When you are sleep deprived, the boundaries between sleep and wakefulness may often become blurred. Recently research has shown that state "dissociation" is more common that anyone previously suspected. State dissociation is defined as the presence of more than one vigilance state concurrently. Vigilance states are defines as awake, rapid eye movement (REM) sleep, and non-REM sleep. Forgetfullness and daydreaming may be examples of this, but also more bizarre and even criminal behaviors could be, as well. In addition, perhaps 20% of vehicle accidents are related to sleep deprivation. Check out the article.
Friday, November 13, 2009
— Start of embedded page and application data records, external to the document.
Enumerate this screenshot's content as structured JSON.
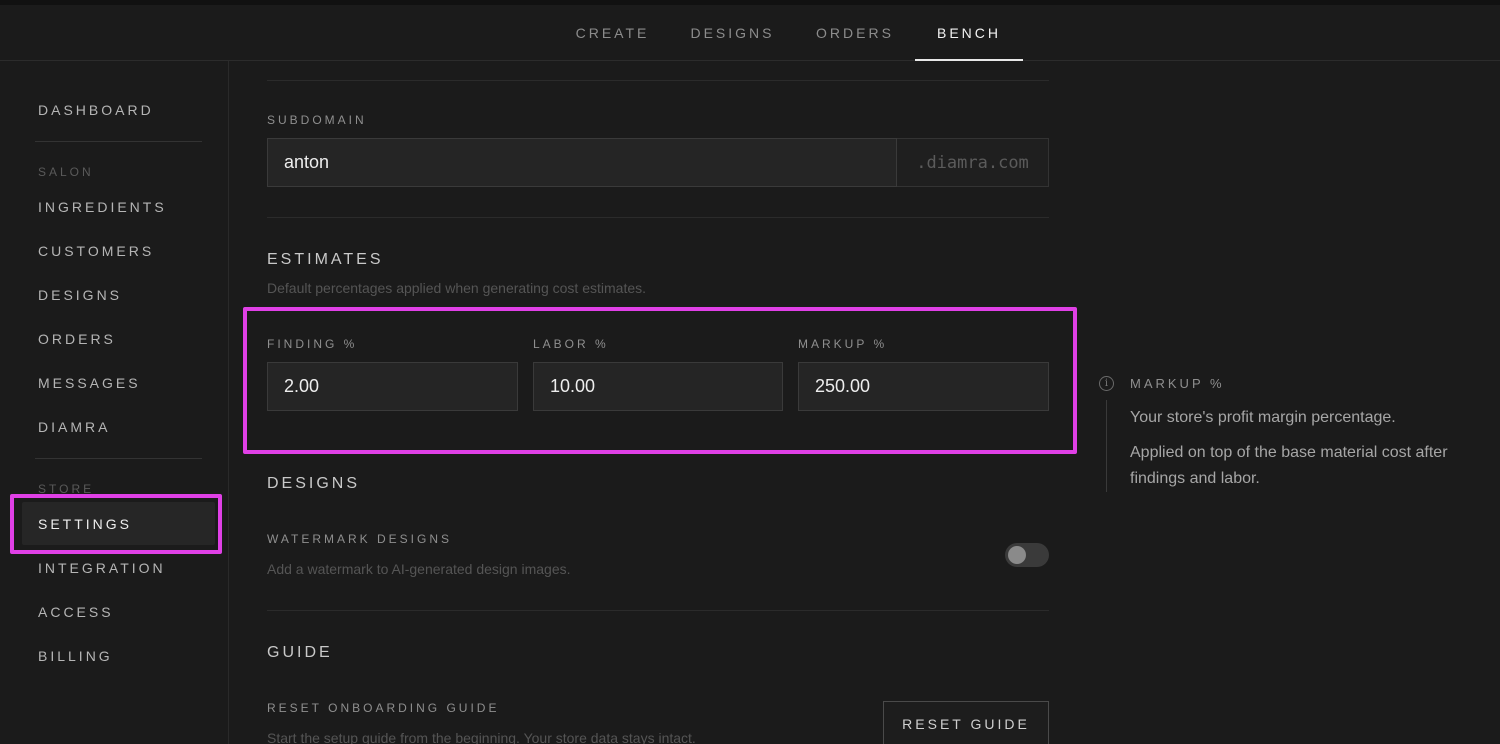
{
  "topnav": {
    "tabs": [
      {
        "label": "CREATE"
      },
      {
        "label": "DESIGNS"
      },
      {
        "label": "ORDERS"
      },
      {
        "label": "BENCH",
        "active": true
      }
    ]
  },
  "sidebar": {
    "dashboard": "DASHBOARD",
    "section_salon": "SALON",
    "ingredients": "INGREDIENTS",
    "customers": "CUSTOMERS",
    "designs": "DESIGNS",
    "orders": "ORDERS",
    "messages": "MESSAGES",
    "diamra": "DIAMRA",
    "section_store": "STORE",
    "settings": "SETTINGS",
    "integration": "INTEGRATION",
    "access": "ACCESS",
    "billing": "BILLING"
  },
  "subdomain": {
    "label": "SUBDOMAIN",
    "value": "anton",
    "suffix": ".diamra.com"
  },
  "estimates": {
    "title": "ESTIMATES",
    "description": "Default percentages applied when generating cost estimates.",
    "finding_label": "FINDING %",
    "finding_value": "2.00",
    "labor_label": "LABOR %",
    "labor_value": "10.00",
    "markup_label": "MARKUP %",
    "markup_value": "250.00"
  },
  "designs": {
    "title": "DESIGNS",
    "watermark_label": "WATERMARK DESIGNS",
    "watermark_desc": "Add a watermark to AI-generated design images.",
    "watermark_enabled": false
  },
  "guide": {
    "title": "GUIDE",
    "reset_label": "RESET ONBOARDING GUIDE",
    "reset_desc": "Start the setup guide from the beginning. Your store data stays intact.",
    "reset_button": "RESET GUIDE"
  },
  "info_panel": {
    "icon": "info-icon",
    "title": "MARKUP %",
    "line1": "Your store's profit margin percentage.",
    "line2": "Applied on top of the base material cost after findings and labor."
  },
  "colors": {
    "highlight": "#e040e6",
    "background": "#1b1b1b"
  }
}
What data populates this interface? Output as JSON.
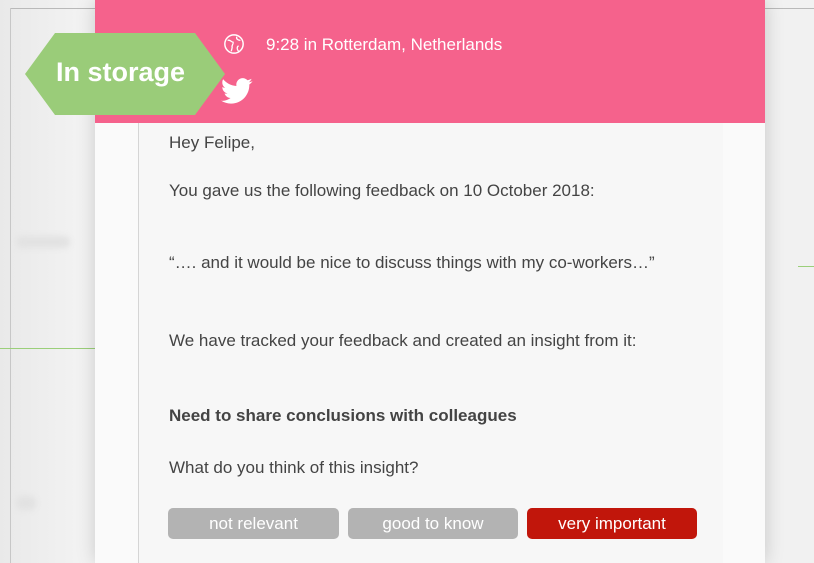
{
  "header": {
    "time_location": "9:28 in Rotterdam, Netherlands",
    "color": "#f5628c"
  },
  "badge": {
    "label": "In storage",
    "color": "#9acc79"
  },
  "message": {
    "greeting": "Hey Felipe,",
    "intro": "You gave us the following feedback on 10 October 2018:",
    "quote": "“…. and it would be nice to discuss things with my co-workers…”",
    "tracked": "We have tracked your feedback and created an insight from it:",
    "insight": "Need to share conclusions with colleagues",
    "question": "What do you think of this insight?"
  },
  "actions": {
    "not_relevant": "not relevant",
    "good_to_know": "good to know",
    "very_important": "very important"
  },
  "icons": {
    "globe": "globe-icon",
    "twitter": "twitter-icon"
  }
}
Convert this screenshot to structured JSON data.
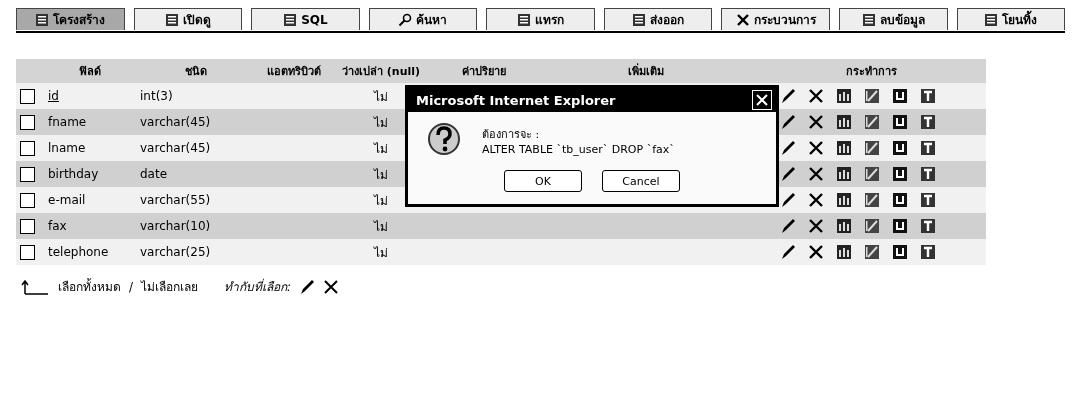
{
  "tabs": [
    {
      "label": "โครงสร้าง",
      "selected": true
    },
    {
      "label": "เปิดดู",
      "selected": false
    },
    {
      "label": "SQL",
      "selected": false
    },
    {
      "label": "ค้นหา",
      "selected": false
    },
    {
      "label": "แทรก",
      "selected": false
    },
    {
      "label": "ส่งออก",
      "selected": false
    },
    {
      "label": "กระบวนการ",
      "selected": false
    },
    {
      "label": "ลบข้อมูล",
      "selected": false
    },
    {
      "label": "โยนทิ้ง",
      "selected": false
    }
  ],
  "table": {
    "columns": [
      "ฟิลด์",
      "ชนิด",
      "แอตทริบิวต์",
      "ว่างเปล่า (null)",
      "ค่าปริยาย",
      "เพิ่มเติม",
      "กระทำการ"
    ],
    "rows": [
      {
        "field": "id",
        "type": "int(3)",
        "null": "ไม่",
        "checked": false,
        "primary_key": true
      },
      {
        "field": "fname",
        "type": "varchar(45)",
        "null": "ไม่",
        "checked": false,
        "primary_key": false
      },
      {
        "field": "lname",
        "type": "varchar(45)",
        "null": "ไม่",
        "checked": false,
        "primary_key": false
      },
      {
        "field": "birthday",
        "type": "date",
        "null": "ไม่",
        "checked": false,
        "primary_key": false
      },
      {
        "field": "e-mail",
        "type": "varchar(55)",
        "null": "ไม่",
        "checked": false,
        "primary_key": false
      },
      {
        "field": "fax",
        "type": "varchar(10)",
        "null": "ไม่",
        "checked": false,
        "primary_key": false
      },
      {
        "field": "telephone",
        "type": "varchar(25)",
        "null": "ไม่",
        "checked": false,
        "primary_key": false
      }
    ]
  },
  "footer": {
    "check_all": "เลือกทั้งหมด",
    "separator": "/",
    "uncheck_all": "ไม่เลือกเลย",
    "with_selected": "ทำกับที่เลือก:"
  },
  "dialog": {
    "title": "Microsoft Internet Explorer",
    "message_lines": [
      "ต้องการจะ :",
      "ALTER TABLE `tb_user` DROP `fax`"
    ],
    "buttons": [
      "OK",
      "Cancel"
    ]
  }
}
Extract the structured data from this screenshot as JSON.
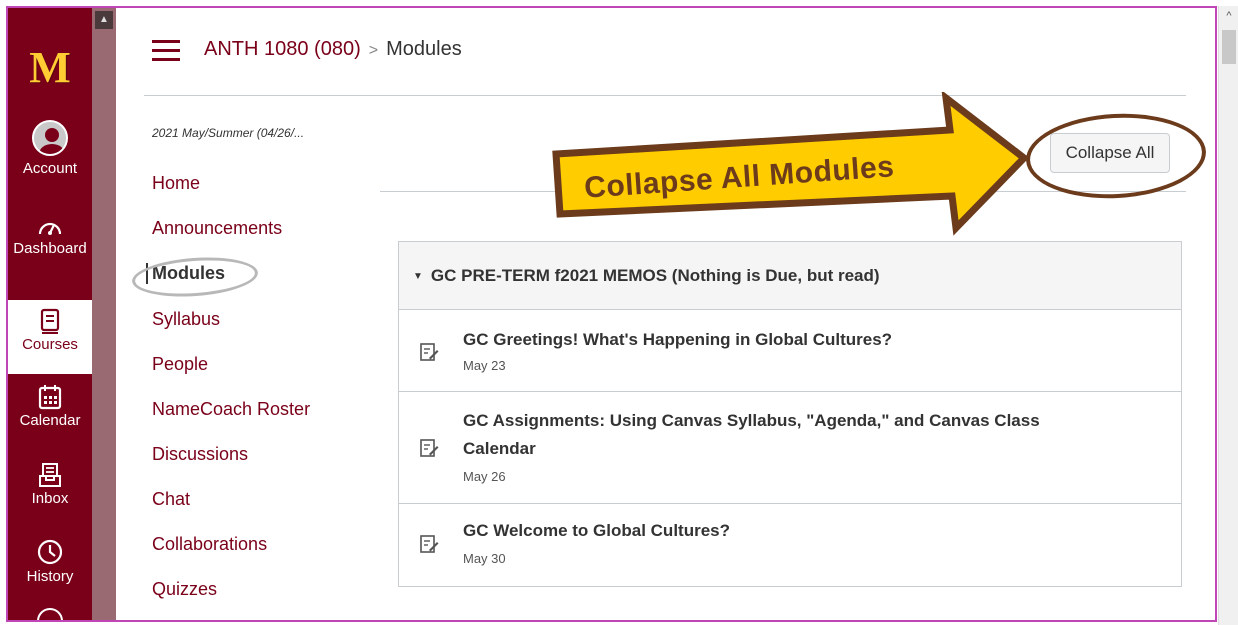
{
  "global_nav": {
    "logo": "M",
    "items": [
      {
        "label": "Account",
        "icon": "user-avatar-icon"
      },
      {
        "label": "Dashboard",
        "icon": "dashboard-gauge-icon"
      },
      {
        "label": "Courses",
        "icon": "courses-book-icon"
      },
      {
        "label": "Calendar",
        "icon": "calendar-icon"
      },
      {
        "label": "Inbox",
        "icon": "inbox-icon"
      },
      {
        "label": "History",
        "icon": "history-clock-icon"
      }
    ]
  },
  "breadcrumb": {
    "course": "ANTH 1080 (080)",
    "separator": ">",
    "current": "Modules"
  },
  "course_nav": {
    "term": "2021 May/Summer (04/26/...",
    "items": [
      "Home",
      "Announcements",
      "Modules",
      "Syllabus",
      "People",
      "NameCoach Roster",
      "Discussions",
      "Chat",
      "Collaborations",
      "Quizzes"
    ],
    "active": "Modules"
  },
  "toolbar": {
    "collapse_all_label": "Collapse All"
  },
  "callout": {
    "text": "Collapse All Modules",
    "fill_color": "#ffcc00",
    "border_color": "#6b3b1c"
  },
  "module": {
    "title": "GC PRE-TERM f2021 MEMOS (Nothing is Due, but read)",
    "items": [
      {
        "title": "GC Greetings! What's Happening in Global Cultures?",
        "date": "May 23"
      },
      {
        "title_line1": "GC Assignments: Using Canvas Syllabus, \"Agenda,\" and Canvas Class",
        "title_line2": "Calendar",
        "date": "May 26"
      },
      {
        "title": "GC Welcome to Global Cultures?",
        "date": "May 30"
      }
    ]
  },
  "colors": {
    "brand_maroon": "#7a0019",
    "brand_gold": "#ffcc33",
    "frame_magenta": "#c046b8"
  }
}
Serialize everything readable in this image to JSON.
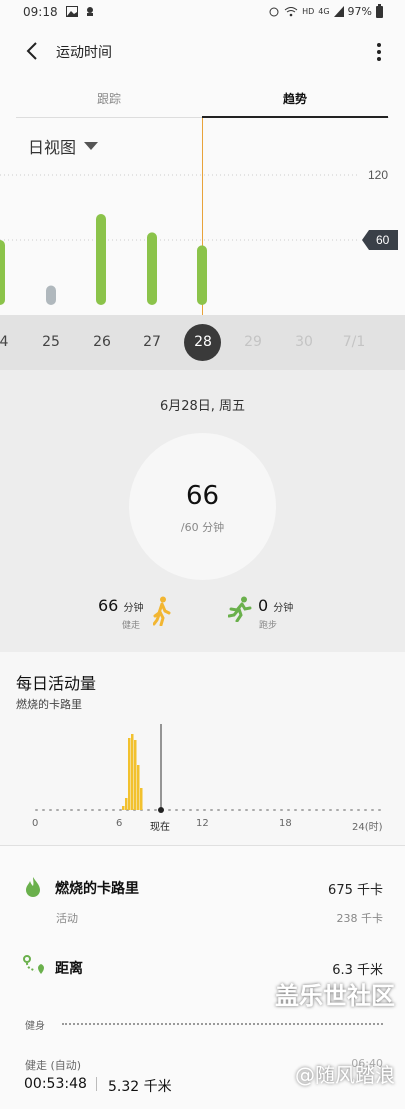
{
  "status_bar": {
    "time": "09:18",
    "network": "HD",
    "signal": "4G",
    "battery": "97%"
  },
  "header": {
    "title": "运动时间"
  },
  "tabs": [
    {
      "label": "跟踪",
      "selected": false
    },
    {
      "label": "趋势",
      "selected": true
    }
  ],
  "trend": {
    "view_selector": "日视图",
    "accent": "#8bc34a",
    "marker_color": "#e8a33a"
  },
  "chart_data": {
    "type": "bar",
    "categories": [
      "24",
      "25",
      "26",
      "27",
      "28"
    ],
    "values": [
      60,
      18,
      84,
      67,
      55
    ],
    "goal_met": [
      true,
      false,
      true,
      true,
      true
    ],
    "ylim": [
      0,
      120
    ],
    "reference_lines": [
      120,
      60
    ],
    "reference_labels": [
      "120",
      "60"
    ],
    "title": "",
    "xlabel": "",
    "ylabel": ""
  },
  "date_strip": {
    "items": [
      {
        "label": "4",
        "state": "normal"
      },
      {
        "label": "25",
        "state": "normal"
      },
      {
        "label": "26",
        "state": "normal"
      },
      {
        "label": "27",
        "state": "normal"
      },
      {
        "label": "28",
        "state": "selected"
      },
      {
        "label": "29",
        "state": "faded"
      },
      {
        "label": "30",
        "state": "faded"
      },
      {
        "label": "7/1",
        "state": "faded"
      }
    ]
  },
  "summary": {
    "date": "6月28日, 周五",
    "minutes": "66",
    "goal": "/60 分钟",
    "walk": {
      "value": "66",
      "unit": "分钟",
      "label": "健走"
    },
    "run": {
      "value": "0",
      "unit": "分钟",
      "label": "跑步"
    }
  },
  "daily": {
    "title": "每日活动量",
    "subtitle": "燃烧的卡路里",
    "now_label": "现在",
    "axis_labels": [
      "0",
      "6",
      "12",
      "18",
      "24(时)"
    ],
    "bar_color": "#f2c12e"
  },
  "details": {
    "calories": {
      "title": "燃烧的卡路里",
      "value": "675 千卡",
      "sub_label": "活动",
      "sub_value": "238 千卡"
    },
    "distance": {
      "title": "距离",
      "value": "6.3 千米"
    },
    "fitness_label": "健身",
    "walk_auto_label": "健走 (自动)",
    "walk_time": "00:53:48",
    "walk_distance": "5.32 千米",
    "walk_time_right": "06:40"
  },
  "watermark": {
    "line1": "盖乐世社区",
    "line2": "@随风踏浪"
  }
}
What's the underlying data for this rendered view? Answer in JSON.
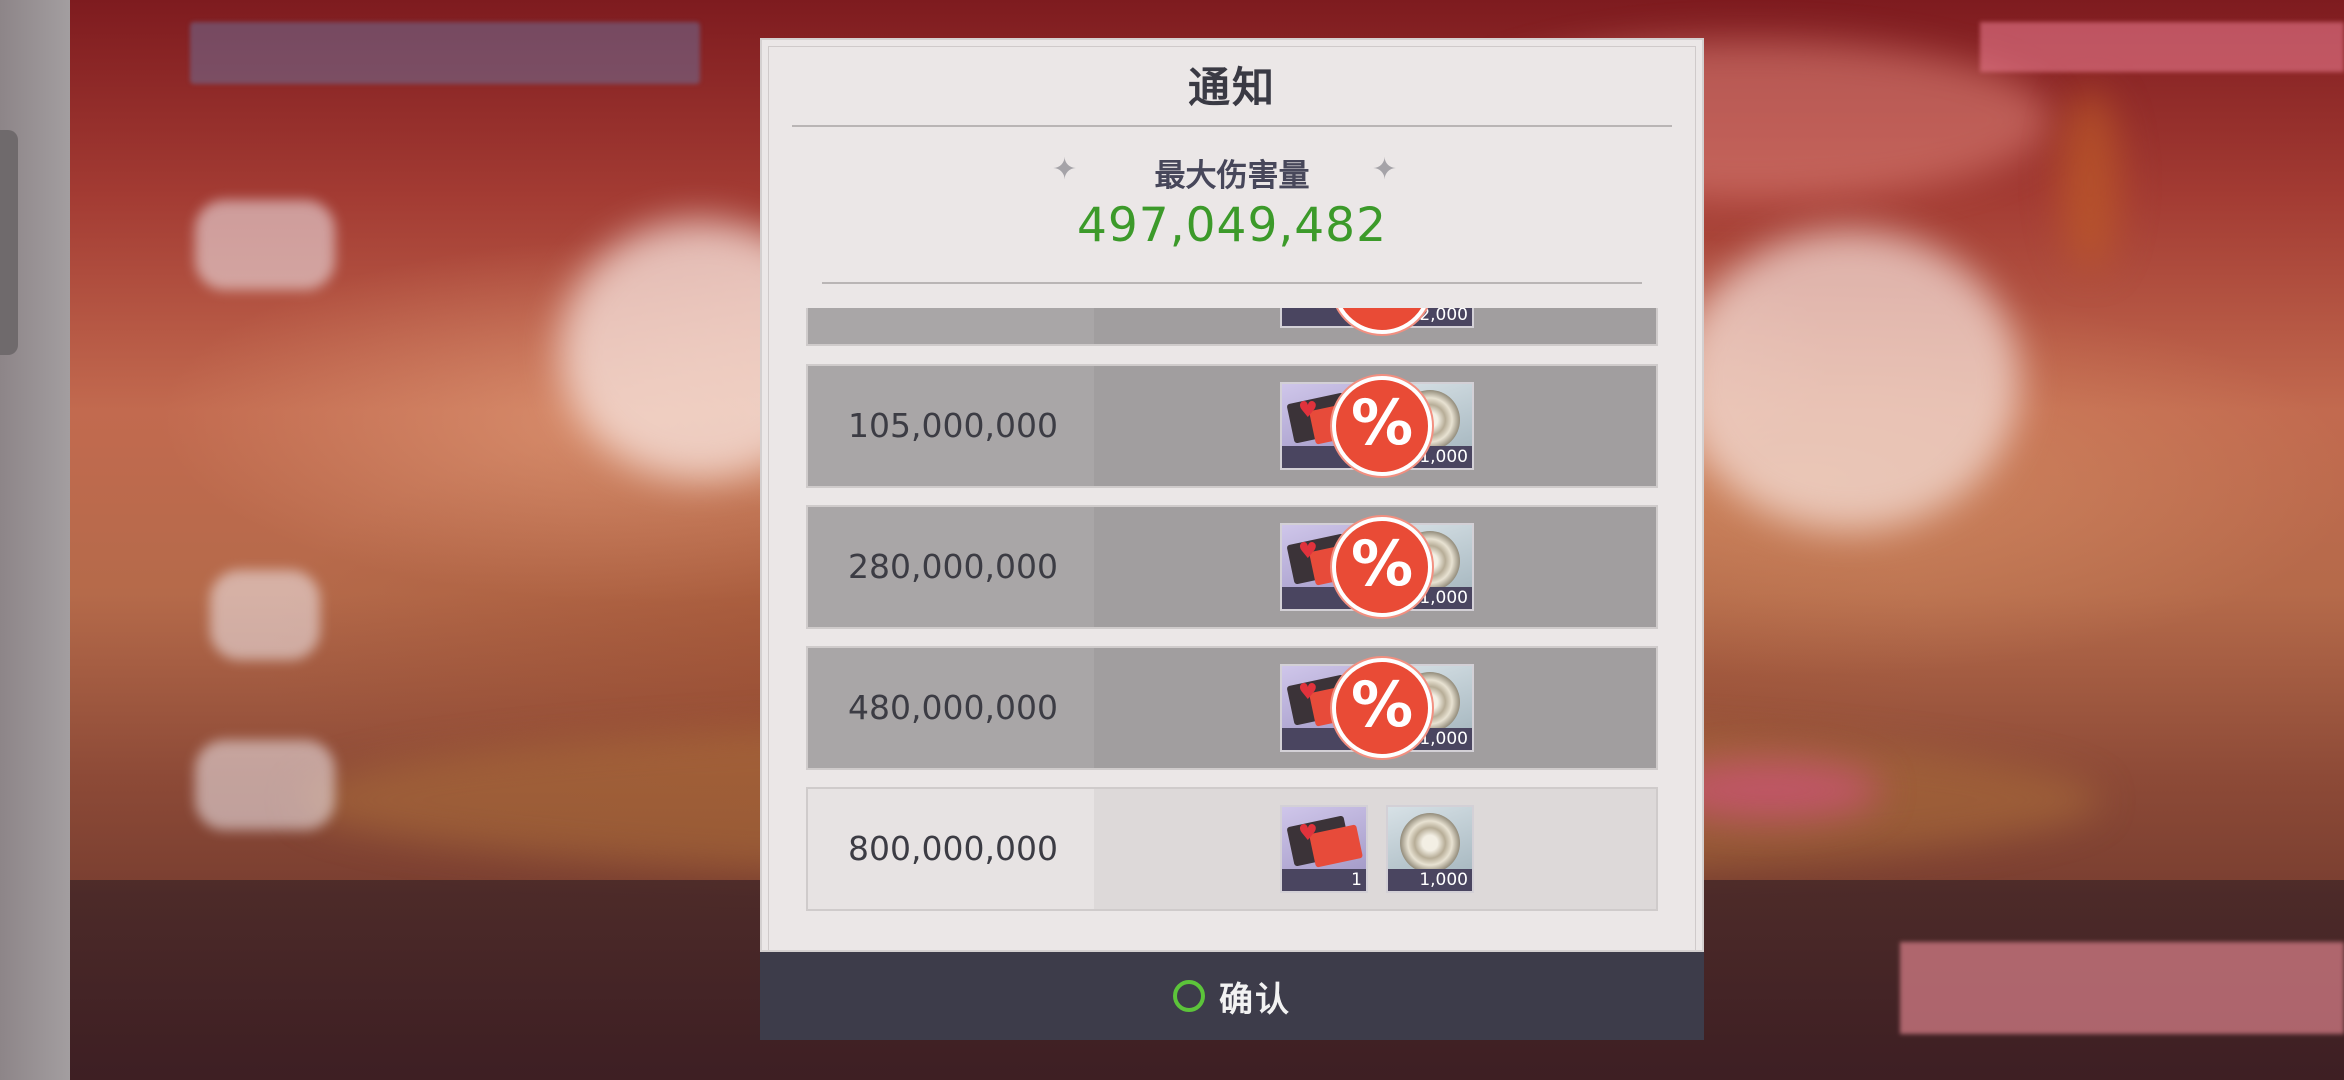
{
  "dialog": {
    "title": "通知",
    "stat_label": "最大伤害量",
    "stat_value": "497,049,482",
    "confirm_label": "确认"
  },
  "rewards": [
    {
      "threshold": "",
      "ticket_count": "",
      "coin_count": "2,000",
      "claimed": true
    },
    {
      "threshold": "105,000,000",
      "ticket_count": "",
      "coin_count": "1,000",
      "claimed": true
    },
    {
      "threshold": "280,000,000",
      "ticket_count": "",
      "coin_count": "1,000",
      "claimed": true
    },
    {
      "threshold": "480,000,000",
      "ticket_count": "",
      "coin_count": "1,000",
      "claimed": true
    },
    {
      "threshold": "800,000,000",
      "ticket_count": "1",
      "coin_count": "1,000",
      "claimed": false
    }
  ],
  "icons": {
    "claimed_stamp": "claimed-stamp-icon",
    "ticket": "ticket-icon",
    "coin": "gear-coin-icon",
    "sparkle": "sparkle-icon",
    "confirm": "circle-icon"
  },
  "colors": {
    "stat_value": "#3c9a2a",
    "claimed_stamp": "#e94b36",
    "confirm_bar": "#3d3c4a",
    "confirm_ring": "#5cc43a"
  }
}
For any of you who have wondered if religion is "loaded" in a different place in the brain, etc., etc., etc., you may enjoy reading this abstract of a UCLA research project. Published by Plos One, the summary is entitled: "The Neural Correlates of Religious and Nonreligious Belief." It appears that "religious thinking" is more aligned with areas that govern self-representation, cognitive conflict, and emotion. Non-religious thinking (e.g., facts) is more associated with memory retrieval networks. Bottom line is that while both types of thinking engage broad areas of the cerebrum, the difference between belief and disbelief appears to be content-independent. Researchers hope this study furthers their undrestanding of how the brain decides to accept statements of all kinds as valid descriptions of the world.
Friday, November 6, 2009
New Science recently posted an article reporting on conclusions reached at "Decade of the Mind" symposium recently held in Germany. No surprise, they figure it's time to get some practical information into the classroom -- about how the brain learn best. They also included some "myths" that are being debunked. Check out the site and enjoy . . .